Nor did he know the Indian Tyagi family, he said, members of which prosecutors say received bribes paid by Finmeccanica to secure the contract.

However, on Thursday India froze payment on the helicopters, two of which have been delivered and one is on the way, pending the results of the corruption probe. The defence ministry said it had asked Finmeccanica's new CEO, Alessandro Pansa, for any information he might be able to provide on suspected bribes.

Finmeccanica is Italy's biggest defence contractor and a major world player, employing some 70,000 people.

Berlusconi, who was premier when the deal went through in 2010, said on Thursday that bribes to secure contracts "in the third world and with some regimes" were budgeted and accused Finmeccanica's critics of "facile moralism".

On Friday the ex-premier denied he used the word "bribes" and said corruption should be prosecuted.

"I never used the word bribes," Berlusconi said a day after his reported comments on deal sweeteners sparked a firestorm of criticism amid a probe into alleged corruption in an Indian 12-helicopter contract with Italian defence giant Finmeccanica.

Bribes "are a crime and must be avoided," he said, while reiterating that the competitors of Finmeccanica and fuels group Eni were "rubbing their hands with glee" because of Italian prosecutors' probes into alleged kickbacks.

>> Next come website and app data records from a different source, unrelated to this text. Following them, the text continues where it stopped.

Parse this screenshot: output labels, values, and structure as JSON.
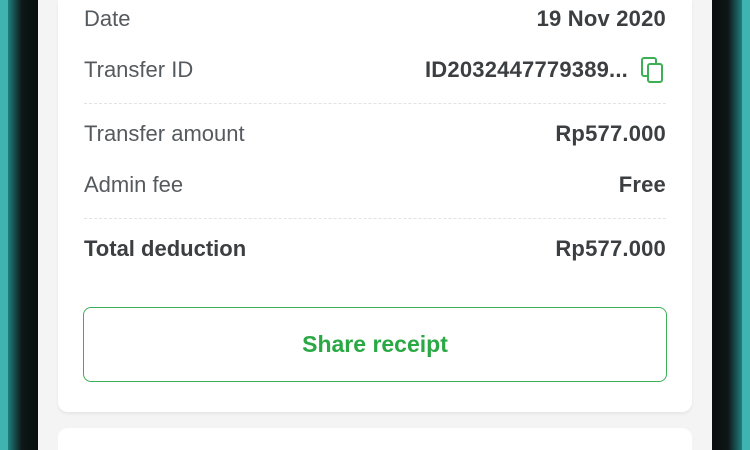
{
  "receipt": {
    "date": {
      "label": "Date",
      "value": "19 Nov 2020"
    },
    "transfer_id": {
      "label": "Transfer ID",
      "value": "ID2032447779389..."
    },
    "transfer_amount": {
      "label": "Transfer amount",
      "value": "Rp577.000"
    },
    "admin_fee": {
      "label": "Admin fee",
      "value": "Free"
    },
    "total_deduction": {
      "label": "Total deduction",
      "value": "Rp577.000"
    }
  },
  "share_button": {
    "label": "Share receipt"
  },
  "icons": {
    "copy": "copy-icon"
  },
  "colors": {
    "accent": "#2aa844",
    "text_dark": "#3c3f42",
    "text_muted": "#555a5e"
  }
}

The ex-premier has contended that prosecutors are "killing" Italian business with their probes.

The row between the outgoing and former premiers continued on Friday with Monti claiming Italy had fallen into "ridicule" under Berlusconi and citing his predecessor's failure to pass an anti-corruption law.

Monti also called Berlusconi a "buffoon" for claiming he had left Italy in good financial order when he was forced to stand down in favour of the former European commissioner at the height of the euro crisis in November 2011.

Meanwhile, the chief executive officer of Italian energy giant Eni, Paolo Scaroni, on Friday denied any involvement in yet another bribery scandal related to energy contracts in Algeria.

Earlier this month, Scaroni was placed under investigation for suspected international corruption as part of a probe into the Algerian contracts of an Eni subsidiary.

"Neither Eni nor I have any involvement in the practices under investigation," Scaroni said during a conference call to discuss the company's 2012 earnings.

And he insisted it is possible to do business "anywhere in the world" without paying bribes.

Further, if Eni found a regime where bribes were essential, the company would not do business there, said Scaroni.

"Our reputation has always been a major driver of our growth," he added.

"The value this creates for Eni has made it one of the largest companies in our industry". His comments stand in contrast with remarks made Thursday by ex-premier Silvio Berlusconi.

Investigators are looking into an alleged 200-million-euro backhander given in exchange for contracts for Eni subsidiary Saipem, Europe's largest oil contractor by market value.

Judicial sources claim Scaroni met with an intermediary for a Hong Kong company charged with collecting the bribes on behalf of Algerian officials.

Earlier in the day, Eni posted a net profit of 7.79 billion euros for the full year 2012, a 13.5% increase over the previous year.

Net profit in the final quarter stood at 1.46 billion euros.

Italian President Giorgio Napolitano said Friday that he is concerned by the possibility that companies are offering bribes to compete for international contracts.

But he added everyone must wait for the outcome of judicial investigations into the claims.

"All this worries me but I know nothing, I am waiting for the outcome of the investigation", Napolitano told journalists.

The judiciary must determine whether "behind these international transactions there is something in the form of hidden reserves or kickbacks".

Photo: Former Clean Hands magistrate Antonio Di Pietro